Instructions to follow:
I'd like every line from the material below that has "data" in it.

· · ·

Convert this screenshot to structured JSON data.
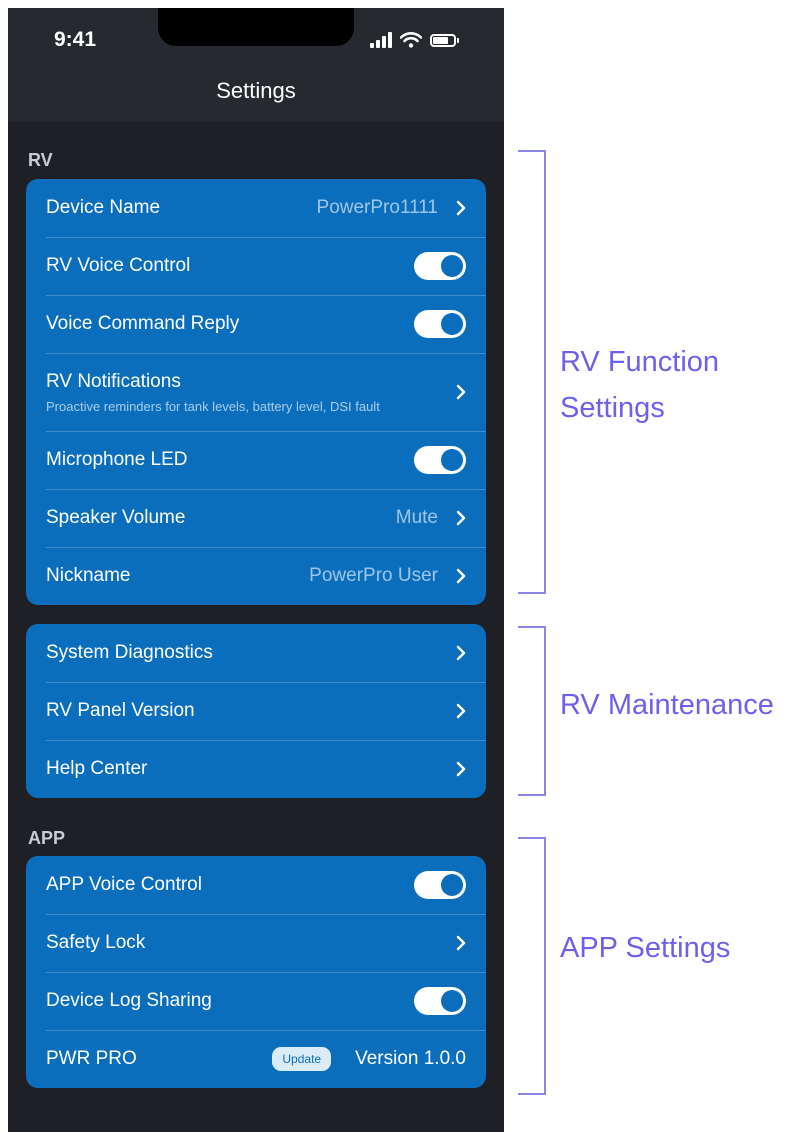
{
  "status_bar": {
    "time": "9:41"
  },
  "nav": {
    "title": "Settings"
  },
  "rv_section": {
    "label": "RV",
    "rows": [
      {
        "label": "Device Name",
        "value": "PowerPro1111"
      },
      {
        "label": "RV Voice Control",
        "toggle": true
      },
      {
        "label": "Voice Command Reply",
        "toggle": true
      },
      {
        "label": "RV Notifications",
        "subtitle": "Proactive reminders for tank levels, battery level, DSI fault"
      },
      {
        "label": "Microphone LED",
        "toggle": true
      },
      {
        "label": "Speaker Volume",
        "value": "Mute"
      },
      {
        "label": "Nickname",
        "value": "PowerPro User"
      }
    ]
  },
  "maintenance_section": {
    "rows": [
      {
        "label": "System Diagnostics"
      },
      {
        "label": "RV Panel Version"
      },
      {
        "label": "Help Center"
      }
    ]
  },
  "app_section": {
    "label": "APP",
    "rows": [
      {
        "label": "APP Voice Control",
        "toggle": true
      },
      {
        "label": "Safety Lock"
      },
      {
        "label": "Device Log Sharing",
        "toggle": true
      },
      {
        "label": "PWR PRO",
        "badge": "Update",
        "value": "Version 1.0.0"
      }
    ]
  },
  "annotations": {
    "rv_function_line1": "RV Function",
    "rv_function_line2": "Settings",
    "rv_maintenance": "RV Maintenance",
    "app_settings": "APP Settings"
  },
  "colors": {
    "card": "#0a6ebd",
    "background": "#1e2025",
    "annotation": "#6d5ff0"
  }
}
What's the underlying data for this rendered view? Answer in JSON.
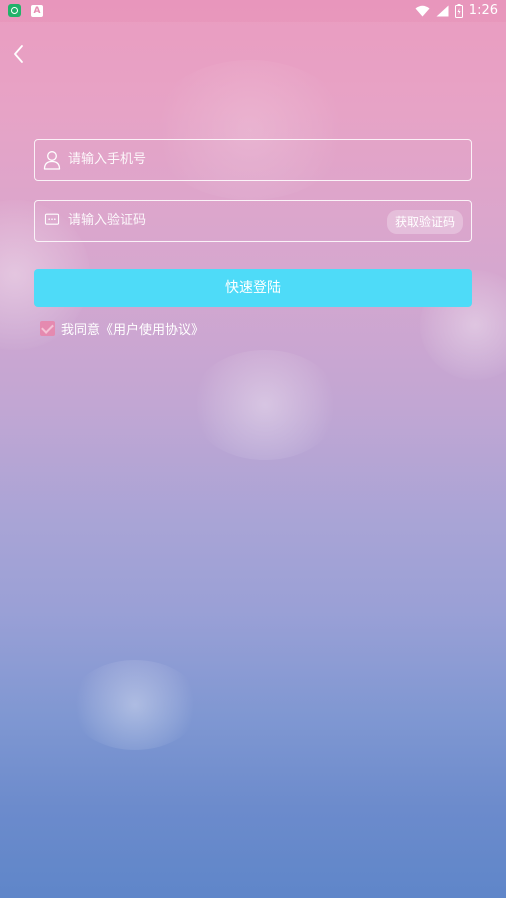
{
  "status_bar": {
    "app_icons": [
      "android-app-icon",
      "a-app-icon"
    ],
    "a_icon_text": "A",
    "time": "1:26",
    "icons": [
      "wifi-icon",
      "signal-icon",
      "battery-icon"
    ]
  },
  "nav": {
    "back_icon": "chevron-left-icon"
  },
  "form": {
    "phone_placeholder": "请输入手机号",
    "code_placeholder": "请输入验证码",
    "get_code_label": "获取验证码",
    "login_label": "快速登陆",
    "agree_text": "我同意《用户使用协议》",
    "agree_checked": true
  },
  "colors": {
    "login_button": "#4edbf8",
    "checkbox": "#e58ab0",
    "background_top": "#ea9cc0",
    "background_bottom": "#5f86c9"
  }
}
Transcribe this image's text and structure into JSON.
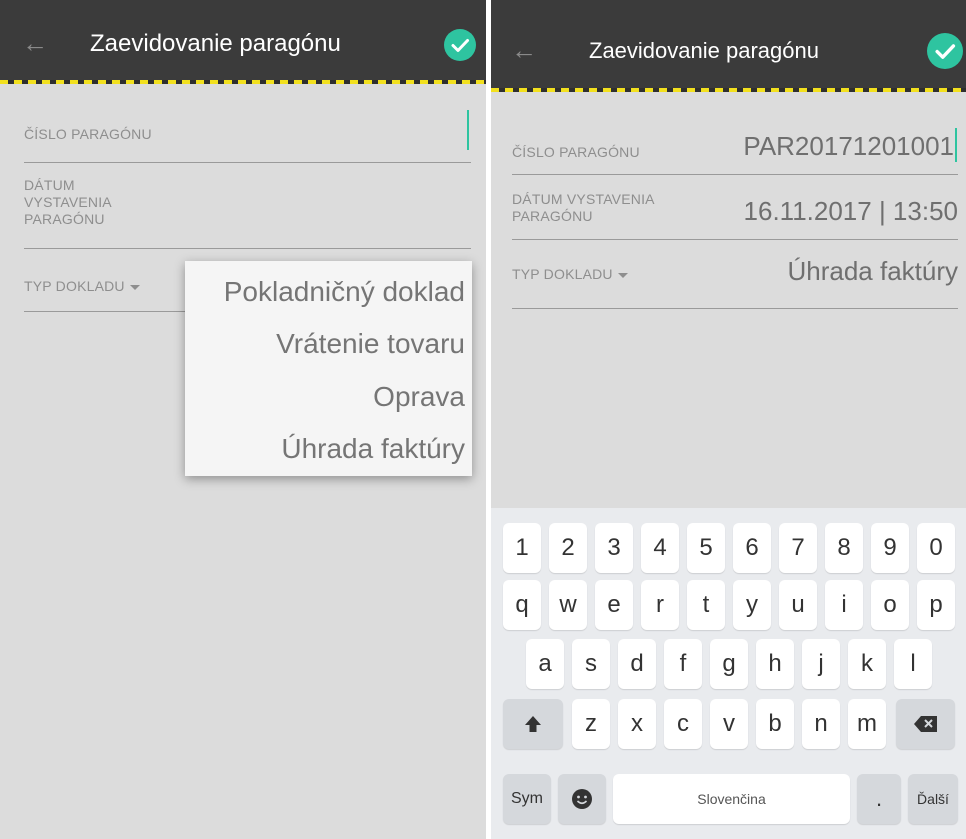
{
  "left_screen": {
    "toolbar": {
      "back_icon": "arrow-left-icon",
      "title": "Zaevidovanie paragónu",
      "confirm_icon": "check-icon",
      "accent_color": "#2ec4a0",
      "stripe_color": "#f2e01e"
    },
    "fields": {
      "receipt_number_label": "ČÍSLO PARAGÓNU",
      "issue_date_label_line1": "DÁTUM",
      "issue_date_label_line2": "VYSTAVENIA",
      "issue_date_label_line3": "PARAGÓNU",
      "doc_type_label": "TYP DOKLADU"
    },
    "dropdown_menu": {
      "items": [
        "Pokladničný doklad",
        "Vrátenie tovaru",
        "Oprava",
        "Úhrada faktúry"
      ]
    }
  },
  "right_screen": {
    "toolbar": {
      "back_icon": "arrow-left-icon",
      "title": "Zaevidovanie paragónu",
      "confirm_icon": "check-icon"
    },
    "fields": {
      "receipt_number_label": "ČÍSLO PARAGÓNU",
      "receipt_number_value": "PAR20171201001",
      "issue_date_label_line1": "DÁTUM VYSTAVENIA",
      "issue_date_label_line2": "PARAGÓNU",
      "issue_date_value": "16.11.2017 | 13:50",
      "doc_type_label": "TYP DOKLADU",
      "doc_type_value": "Úhrada faktúry"
    },
    "keyboard": {
      "row_numbers": [
        "1",
        "2",
        "3",
        "4",
        "5",
        "6",
        "7",
        "8",
        "9",
        "0"
      ],
      "row_1": [
        "q",
        "w",
        "e",
        "r",
        "t",
        "y",
        "u",
        "i",
        "o",
        "p"
      ],
      "row_2": [
        "a",
        "s",
        "d",
        "f",
        "g",
        "h",
        "j",
        "k",
        "l"
      ],
      "row_3": [
        "z",
        "x",
        "c",
        "v",
        "b",
        "n",
        "m"
      ],
      "shift_icon": "shift-arrow-icon",
      "backspace_icon": "backspace-icon",
      "sym_label": "Sym",
      "emoji_icon": "emoji-smile-icon",
      "space_label": "Slovenčina",
      "period_label": ".",
      "next_label": "Ďalší"
    }
  }
}
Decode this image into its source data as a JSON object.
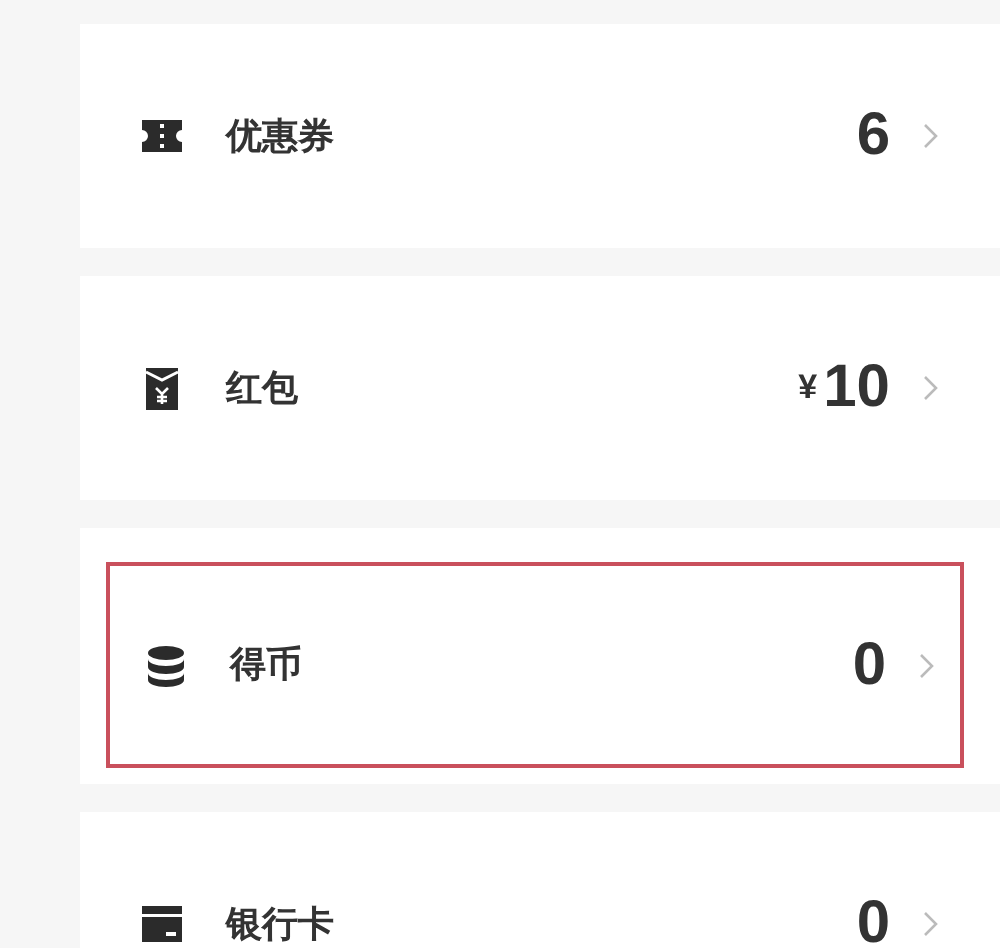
{
  "items": [
    {
      "kind": "ticket",
      "label": "优惠券",
      "value": "6",
      "highlighted": false
    },
    {
      "kind": "envelope",
      "label": "红包",
      "currency": "¥",
      "value": "10",
      "highlighted": false
    },
    {
      "kind": "coins",
      "label": "得币",
      "value": "0",
      "highlighted": true
    },
    {
      "kind": "card",
      "label": "银行卡",
      "value": "0",
      "highlighted": false
    }
  ]
}
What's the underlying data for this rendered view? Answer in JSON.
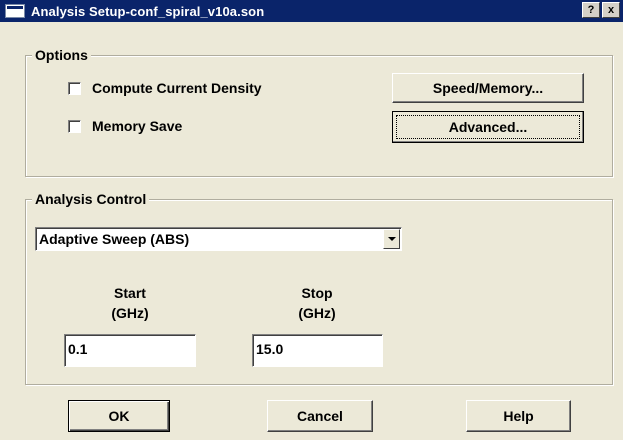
{
  "window": {
    "title": "Analysis Setup-conf_spiral_v10a.son",
    "help_button": "?",
    "close_button": "x"
  },
  "options": {
    "group_label": "Options",
    "compute_current_density": {
      "label": "Compute Current Density",
      "checked": false
    },
    "memory_save": {
      "label": "Memory Save",
      "checked": false
    },
    "speed_memory_button": "Speed/Memory...",
    "advanced_button": "Advanced..."
  },
  "analysis_control": {
    "group_label": "Analysis Control",
    "sweep_type": "Adaptive Sweep (ABS)",
    "start": {
      "label": "Start",
      "unit": "(GHz)",
      "value": "0.1"
    },
    "stop": {
      "label": "Stop",
      "unit": "(GHz)",
      "value": "15.0"
    }
  },
  "buttons": {
    "ok": "OK",
    "cancel": "Cancel",
    "help": "Help"
  }
}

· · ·

Answer for the task:
Convert this screenshot to structured JSON data.
What's the underlying data for this rendered view? Answer in JSON.
Decode this image into its source data as a JSON object.
What's the underlying data for this rendered view? Answer in JSON.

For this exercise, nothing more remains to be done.